The Supreme Tax Court has held that the exclusion of merger cost as part of the non-taxable profits and losses on merger also applies to indirect shareholdings.
The Reconstructions Tax Act explicitly excludes merger profits and losses from taxation. Merger profits and losses are defined as the difference between the transfer value of the assets transferred and the book value of the shares cancelled, less the direct expenses incurred in completing the transaction. Many commentators take the view that this explicit link to the shares cancelled implies that the exclusion does not apply where there are no shares to be cancelled. Differences between the transfer values of assets and the nominal value of new shares issued should be taken to capital reserve as those arising from any other capital contribution in kind. The direct costs of the transfer are deductible as general business expenses for want of a specific disallowance. Thus the costs of completing a sidestream merger (the assumption of assets from a fellow subsidiary in exchange for new shares issued to the common shareholder) or a downstream merger (the transfer of a business segment to a subsidiary in exchange for new shares in that subsidiary) as opposed to those of an upstream merger (the transfer of assets to the parent and the cancellation of the shares issued by the company) are deductible.
The Supreme Tax Court has now rejected this view. The case involved a sidestream merger, but the ruling applies equally to a downstream merger or dropdown. The court found that the context and object of the disallowance provision in the act made clear that it should apply to all share transfers governed by the act, even if the no shares are cancelled. Thus the costs of completing the asset transfer are disallowable regardless of whether shares are issued or cancelled.
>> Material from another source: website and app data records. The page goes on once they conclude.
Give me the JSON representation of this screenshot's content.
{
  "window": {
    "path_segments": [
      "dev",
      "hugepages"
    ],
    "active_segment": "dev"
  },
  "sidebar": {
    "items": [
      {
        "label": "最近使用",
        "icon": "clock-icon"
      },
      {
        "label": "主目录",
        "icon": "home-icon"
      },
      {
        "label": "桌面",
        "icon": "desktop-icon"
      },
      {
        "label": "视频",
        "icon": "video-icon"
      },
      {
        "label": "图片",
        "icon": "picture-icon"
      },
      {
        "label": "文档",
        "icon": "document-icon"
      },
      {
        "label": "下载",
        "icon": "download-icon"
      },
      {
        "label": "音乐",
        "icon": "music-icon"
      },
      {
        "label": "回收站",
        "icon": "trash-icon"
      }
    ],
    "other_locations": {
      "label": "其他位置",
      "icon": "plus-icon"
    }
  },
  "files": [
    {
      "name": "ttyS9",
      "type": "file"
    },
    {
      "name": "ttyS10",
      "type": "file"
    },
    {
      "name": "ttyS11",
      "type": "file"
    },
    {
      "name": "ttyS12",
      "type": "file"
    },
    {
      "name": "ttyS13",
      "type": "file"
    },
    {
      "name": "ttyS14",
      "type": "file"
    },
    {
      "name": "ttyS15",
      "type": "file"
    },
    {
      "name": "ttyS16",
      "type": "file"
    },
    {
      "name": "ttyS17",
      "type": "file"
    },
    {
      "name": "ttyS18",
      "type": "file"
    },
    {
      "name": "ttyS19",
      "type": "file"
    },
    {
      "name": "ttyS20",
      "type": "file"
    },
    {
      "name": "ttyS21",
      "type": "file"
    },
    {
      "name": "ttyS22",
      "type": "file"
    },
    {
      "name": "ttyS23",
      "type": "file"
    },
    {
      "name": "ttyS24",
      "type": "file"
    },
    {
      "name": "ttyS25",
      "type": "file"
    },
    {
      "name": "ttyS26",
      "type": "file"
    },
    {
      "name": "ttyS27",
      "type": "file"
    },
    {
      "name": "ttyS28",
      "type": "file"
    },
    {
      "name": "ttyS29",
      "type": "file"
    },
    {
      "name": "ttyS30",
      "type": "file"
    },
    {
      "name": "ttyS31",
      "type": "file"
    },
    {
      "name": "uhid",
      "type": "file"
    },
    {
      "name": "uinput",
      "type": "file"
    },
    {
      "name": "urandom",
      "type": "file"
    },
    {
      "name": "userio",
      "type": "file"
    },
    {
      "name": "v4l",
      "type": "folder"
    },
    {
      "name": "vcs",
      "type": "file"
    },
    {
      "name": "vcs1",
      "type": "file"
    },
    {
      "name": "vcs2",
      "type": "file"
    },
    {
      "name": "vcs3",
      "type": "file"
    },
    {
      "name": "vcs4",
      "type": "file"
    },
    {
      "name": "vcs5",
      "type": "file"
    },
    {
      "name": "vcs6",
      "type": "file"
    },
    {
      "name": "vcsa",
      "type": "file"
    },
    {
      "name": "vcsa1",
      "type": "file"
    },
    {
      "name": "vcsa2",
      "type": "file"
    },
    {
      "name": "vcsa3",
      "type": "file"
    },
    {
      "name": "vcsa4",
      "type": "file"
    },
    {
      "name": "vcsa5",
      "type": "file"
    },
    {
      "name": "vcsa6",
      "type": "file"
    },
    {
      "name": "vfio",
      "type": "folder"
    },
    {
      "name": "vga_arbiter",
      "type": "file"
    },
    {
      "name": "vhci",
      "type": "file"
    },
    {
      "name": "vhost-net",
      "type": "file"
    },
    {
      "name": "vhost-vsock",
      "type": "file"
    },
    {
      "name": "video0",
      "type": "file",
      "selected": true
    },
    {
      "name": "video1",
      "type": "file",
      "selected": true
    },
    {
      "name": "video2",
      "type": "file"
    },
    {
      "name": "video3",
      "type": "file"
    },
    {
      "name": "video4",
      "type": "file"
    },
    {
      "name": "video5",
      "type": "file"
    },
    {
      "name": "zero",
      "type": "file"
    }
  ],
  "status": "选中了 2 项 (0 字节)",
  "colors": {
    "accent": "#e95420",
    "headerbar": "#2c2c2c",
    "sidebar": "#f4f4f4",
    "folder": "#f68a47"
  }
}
Supreme Tax Court judgment I R 24/12 of January 9, 2013 published on March 20